23rd January 2007

A new patch which could provide a vaccine for Alzheimer's disease has been deemed safe and effective by scientists.

Researchers from the University of South Florida conducted trials on mice and found the patch could clear brain-damaging plaques.

An across-the-skin vaccination could be a simpler way of treating the disease and is less likely to lead to adverse side-effects, the study in the Proceedings of the National Academy of Sciences said.

Alzheimer's sufferers often have an abnormal build-up of the beta amyloid (Ab) protein, and the vaccine helps the immune system to recognise Ab and attack it.

"This study is the first to demonstrate that immunisation using the skin may be an effective way to reduce Ab pathology," said Jun Tan, a senior study author and the University of South Florida's director of the Neuroimmunology Laboratory.

Co-author Terrence Town added: "The beauty is that something as simple and non-invasive as a skin patch could potentially be a promising therapy for Alzheimer's disease."

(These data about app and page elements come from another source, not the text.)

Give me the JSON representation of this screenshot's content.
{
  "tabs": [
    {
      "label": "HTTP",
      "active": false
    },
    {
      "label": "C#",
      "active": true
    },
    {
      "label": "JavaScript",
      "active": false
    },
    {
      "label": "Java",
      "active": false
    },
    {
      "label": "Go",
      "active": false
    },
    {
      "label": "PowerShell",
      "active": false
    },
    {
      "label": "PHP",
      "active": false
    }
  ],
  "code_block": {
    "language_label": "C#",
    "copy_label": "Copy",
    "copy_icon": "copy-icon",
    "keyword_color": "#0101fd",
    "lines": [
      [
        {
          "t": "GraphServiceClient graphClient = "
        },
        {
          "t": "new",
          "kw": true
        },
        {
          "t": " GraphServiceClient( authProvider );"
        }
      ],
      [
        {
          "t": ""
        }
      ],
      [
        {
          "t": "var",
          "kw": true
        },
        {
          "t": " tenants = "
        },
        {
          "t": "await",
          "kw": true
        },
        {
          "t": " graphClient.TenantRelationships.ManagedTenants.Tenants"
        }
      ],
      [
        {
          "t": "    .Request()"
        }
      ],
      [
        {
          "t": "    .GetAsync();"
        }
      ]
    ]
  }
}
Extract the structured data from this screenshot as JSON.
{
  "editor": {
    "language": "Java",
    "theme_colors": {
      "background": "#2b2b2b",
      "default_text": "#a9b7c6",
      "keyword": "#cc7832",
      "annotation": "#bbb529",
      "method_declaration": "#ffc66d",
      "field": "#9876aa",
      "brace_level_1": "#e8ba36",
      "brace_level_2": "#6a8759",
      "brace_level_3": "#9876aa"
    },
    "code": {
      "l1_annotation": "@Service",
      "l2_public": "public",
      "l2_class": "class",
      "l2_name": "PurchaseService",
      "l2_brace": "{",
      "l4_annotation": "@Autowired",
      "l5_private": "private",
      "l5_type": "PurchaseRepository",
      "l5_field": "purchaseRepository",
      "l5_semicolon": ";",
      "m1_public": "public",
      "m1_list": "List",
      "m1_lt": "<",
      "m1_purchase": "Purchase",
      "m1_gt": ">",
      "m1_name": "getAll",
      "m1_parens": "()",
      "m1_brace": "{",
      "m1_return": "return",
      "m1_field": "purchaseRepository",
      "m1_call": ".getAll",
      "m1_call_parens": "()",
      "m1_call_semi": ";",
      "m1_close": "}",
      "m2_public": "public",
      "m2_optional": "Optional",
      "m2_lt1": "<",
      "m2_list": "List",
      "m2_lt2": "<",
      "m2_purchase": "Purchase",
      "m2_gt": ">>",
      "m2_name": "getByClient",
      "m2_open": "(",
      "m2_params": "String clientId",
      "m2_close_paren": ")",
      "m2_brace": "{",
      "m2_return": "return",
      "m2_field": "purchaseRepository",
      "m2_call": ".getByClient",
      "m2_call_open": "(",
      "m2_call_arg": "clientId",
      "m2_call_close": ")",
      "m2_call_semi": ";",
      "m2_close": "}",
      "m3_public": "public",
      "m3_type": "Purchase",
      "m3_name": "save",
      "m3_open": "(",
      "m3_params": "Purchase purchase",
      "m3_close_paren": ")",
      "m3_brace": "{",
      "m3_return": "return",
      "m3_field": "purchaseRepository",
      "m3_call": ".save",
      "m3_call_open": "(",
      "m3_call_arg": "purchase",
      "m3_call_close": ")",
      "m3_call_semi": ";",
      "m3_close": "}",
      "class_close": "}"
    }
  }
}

Clive Ballard, the director of research at the Alzheimer's Society described the study as "potentially very exciting" but said more research was needed.